Attorney General Martha Coakley said during a press conference at her office that state law has not kept up with technology, and that it is crucial to give police and prosecutors across Massachusetts better tools to combat sophisticated criminal enterprises and economic crimes, especially now that the state could see casinos or gambling at racetracks.
"Particularly as we explore the possibility of expanded gaming in the commonwealth, it is critical that we have the statutory structure in place to address the types of financial crimes and corruption that may be associated with legalized gaming,'' Coakley said in statement.
The proposed legislation, in many ways, mirrors federal laws, which are currently used to prosecute crimes such as racketeering, money-laundering, public corruption, and human trafficking.
But, Coakley said, "The federal government cannot be everywhere, does not have the resources, and I think it's important the state carry its share of investigating these types of crimes and making sure we deter them at the earliest moment."
Coakley said that 32 states have criminal enterprise statutes that are similar to the federal racketeering law and at least 28 states have money-laundering statutes, including many that have legalized gaming. Massachusetts lawmakers are expected to take up expanded gambling again this fall.
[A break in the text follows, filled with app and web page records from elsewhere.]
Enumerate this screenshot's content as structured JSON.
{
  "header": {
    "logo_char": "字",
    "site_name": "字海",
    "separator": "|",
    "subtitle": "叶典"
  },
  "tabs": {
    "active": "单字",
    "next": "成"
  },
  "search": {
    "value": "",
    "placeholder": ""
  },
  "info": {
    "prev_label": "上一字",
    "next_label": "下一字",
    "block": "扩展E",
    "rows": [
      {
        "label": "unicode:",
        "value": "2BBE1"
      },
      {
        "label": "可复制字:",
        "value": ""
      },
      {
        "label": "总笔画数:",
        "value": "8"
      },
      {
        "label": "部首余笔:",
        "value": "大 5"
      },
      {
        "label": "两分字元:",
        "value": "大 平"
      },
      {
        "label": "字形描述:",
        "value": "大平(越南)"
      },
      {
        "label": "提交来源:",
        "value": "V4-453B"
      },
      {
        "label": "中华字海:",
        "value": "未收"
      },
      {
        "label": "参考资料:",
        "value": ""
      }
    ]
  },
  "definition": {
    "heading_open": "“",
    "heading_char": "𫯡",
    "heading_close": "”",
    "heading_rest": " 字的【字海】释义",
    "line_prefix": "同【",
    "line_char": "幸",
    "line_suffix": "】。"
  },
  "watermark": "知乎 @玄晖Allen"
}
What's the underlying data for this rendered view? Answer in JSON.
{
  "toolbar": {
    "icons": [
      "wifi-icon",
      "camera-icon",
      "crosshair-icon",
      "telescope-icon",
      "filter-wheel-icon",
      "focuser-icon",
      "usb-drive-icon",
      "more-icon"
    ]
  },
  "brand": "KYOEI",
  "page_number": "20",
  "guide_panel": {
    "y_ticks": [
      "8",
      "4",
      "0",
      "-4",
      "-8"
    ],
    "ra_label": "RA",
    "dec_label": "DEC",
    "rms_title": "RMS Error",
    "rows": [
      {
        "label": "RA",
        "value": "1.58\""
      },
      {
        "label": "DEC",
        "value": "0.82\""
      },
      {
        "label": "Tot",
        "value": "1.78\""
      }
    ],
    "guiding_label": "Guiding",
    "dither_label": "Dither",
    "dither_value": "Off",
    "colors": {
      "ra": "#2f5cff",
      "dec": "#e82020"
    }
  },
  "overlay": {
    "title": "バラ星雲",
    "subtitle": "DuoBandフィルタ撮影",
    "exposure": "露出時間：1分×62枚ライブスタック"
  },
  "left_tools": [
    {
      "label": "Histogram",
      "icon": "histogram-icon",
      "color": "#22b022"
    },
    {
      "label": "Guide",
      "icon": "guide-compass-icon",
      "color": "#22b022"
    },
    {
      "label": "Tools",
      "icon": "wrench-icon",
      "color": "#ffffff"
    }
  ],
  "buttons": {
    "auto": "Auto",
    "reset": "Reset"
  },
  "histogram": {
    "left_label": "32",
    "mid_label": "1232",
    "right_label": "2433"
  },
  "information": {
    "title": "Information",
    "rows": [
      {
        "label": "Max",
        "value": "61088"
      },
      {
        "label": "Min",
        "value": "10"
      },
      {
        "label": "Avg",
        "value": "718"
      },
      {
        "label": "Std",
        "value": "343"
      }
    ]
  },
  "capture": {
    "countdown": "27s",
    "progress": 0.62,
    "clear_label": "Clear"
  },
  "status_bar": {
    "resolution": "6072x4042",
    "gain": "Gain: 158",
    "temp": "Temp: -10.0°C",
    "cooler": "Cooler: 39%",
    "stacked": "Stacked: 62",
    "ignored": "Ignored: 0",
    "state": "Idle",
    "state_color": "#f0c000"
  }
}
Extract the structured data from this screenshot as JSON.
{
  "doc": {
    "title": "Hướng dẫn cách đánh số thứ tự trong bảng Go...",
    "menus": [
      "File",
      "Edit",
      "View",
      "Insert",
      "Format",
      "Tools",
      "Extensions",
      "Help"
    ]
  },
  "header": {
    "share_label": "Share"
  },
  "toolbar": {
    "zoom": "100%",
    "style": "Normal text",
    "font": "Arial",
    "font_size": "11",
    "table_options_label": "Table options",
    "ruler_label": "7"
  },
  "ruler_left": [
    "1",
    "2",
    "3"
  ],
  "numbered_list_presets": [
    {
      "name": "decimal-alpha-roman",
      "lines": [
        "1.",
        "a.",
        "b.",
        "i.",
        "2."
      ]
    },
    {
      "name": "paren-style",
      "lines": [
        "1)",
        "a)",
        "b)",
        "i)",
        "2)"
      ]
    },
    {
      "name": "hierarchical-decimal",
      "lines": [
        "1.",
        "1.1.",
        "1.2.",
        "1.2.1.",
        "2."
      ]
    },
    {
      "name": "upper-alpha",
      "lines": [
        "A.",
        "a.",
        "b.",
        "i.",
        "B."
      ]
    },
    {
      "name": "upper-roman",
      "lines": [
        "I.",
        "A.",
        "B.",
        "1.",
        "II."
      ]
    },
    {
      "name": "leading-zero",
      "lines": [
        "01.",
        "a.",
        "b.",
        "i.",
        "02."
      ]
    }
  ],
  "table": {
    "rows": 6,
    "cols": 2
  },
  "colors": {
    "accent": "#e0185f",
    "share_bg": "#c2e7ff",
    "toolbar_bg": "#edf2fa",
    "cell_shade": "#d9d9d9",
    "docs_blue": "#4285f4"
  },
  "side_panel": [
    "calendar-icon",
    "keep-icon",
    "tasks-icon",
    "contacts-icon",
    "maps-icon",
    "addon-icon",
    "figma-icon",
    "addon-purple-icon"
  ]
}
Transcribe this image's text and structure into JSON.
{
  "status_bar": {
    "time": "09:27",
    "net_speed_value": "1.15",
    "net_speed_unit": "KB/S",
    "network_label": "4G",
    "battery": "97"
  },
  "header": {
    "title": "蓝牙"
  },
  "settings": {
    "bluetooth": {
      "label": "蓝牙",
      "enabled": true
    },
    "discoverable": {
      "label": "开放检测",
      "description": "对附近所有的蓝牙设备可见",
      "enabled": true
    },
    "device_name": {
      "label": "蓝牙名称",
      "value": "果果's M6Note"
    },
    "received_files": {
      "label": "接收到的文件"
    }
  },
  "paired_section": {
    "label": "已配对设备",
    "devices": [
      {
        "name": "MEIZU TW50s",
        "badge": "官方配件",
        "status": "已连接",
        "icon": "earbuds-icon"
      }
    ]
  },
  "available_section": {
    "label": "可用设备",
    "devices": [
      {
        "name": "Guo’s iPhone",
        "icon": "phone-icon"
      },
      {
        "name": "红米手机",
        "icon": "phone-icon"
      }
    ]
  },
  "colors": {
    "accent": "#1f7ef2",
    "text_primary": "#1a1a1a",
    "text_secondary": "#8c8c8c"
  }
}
But Boston criminal defense attorney Robert A. George said the state should not create new laws to target crimes that are already being handled by "well-funded federal authorities." State prosecutors, he said, "don't have the money to prosecute the cases that they already have on their plate.''
Over the past two decades, the Legislature has repeatedly rejected bills that would have created a state statute modeled on the federal racketeering law.
The latest proposal would allow the state to prosecute members of criminal enterprises who engage in a pattern of racketeering activity, and could be used to target organized crime, street gangs, identity theft rings, drug cartels, and human trafficking groups.
The proposed revisions would also, for the first time, allow police to seek court orders seeking telephone wiretaps in public corruption investigations. The money-laundering law would allow the state to prosecute people or criminal groups that knowingly launder money that is derived from criminal activity.
Both Senate President Therese Murray and House Speaker Robert DeLeo's office released statements saying they would work with Coakley on the legislation.
"The areas outlined in the attorney general's bill are places where we need to make sure our laws keep up with the times,'' Murray's statement said.
During today's press conference, Berkshire District attorney David F. Capeless, who is president of the Massachusetts District Attorneys Association, said that the proposed changes would allow state prosecutors to crack down on 21st-century crimes.
"For today's criminals, two of the weapons of choice are the cell phone and the computer," he said.
The state's wiretapping law, enacted in 1925, was last updated in 1968, long before cell phones even existed, said Coakley, adding wryly, "It's probably time."
House Majority Leader James Vallee, a Democrat from Franklin, said in a statement supporting the crime bill, "Financial crimes, such as money laundering, seem to steadily increase during times of economic hardship or uncertainty. The dire economic backdrop against which this bill is presented makes its passage crucial."
On the beat
Columnist Shirley Leung says Boston mayor-elect Martin J. Walsh should focus on middle-class housing. Read more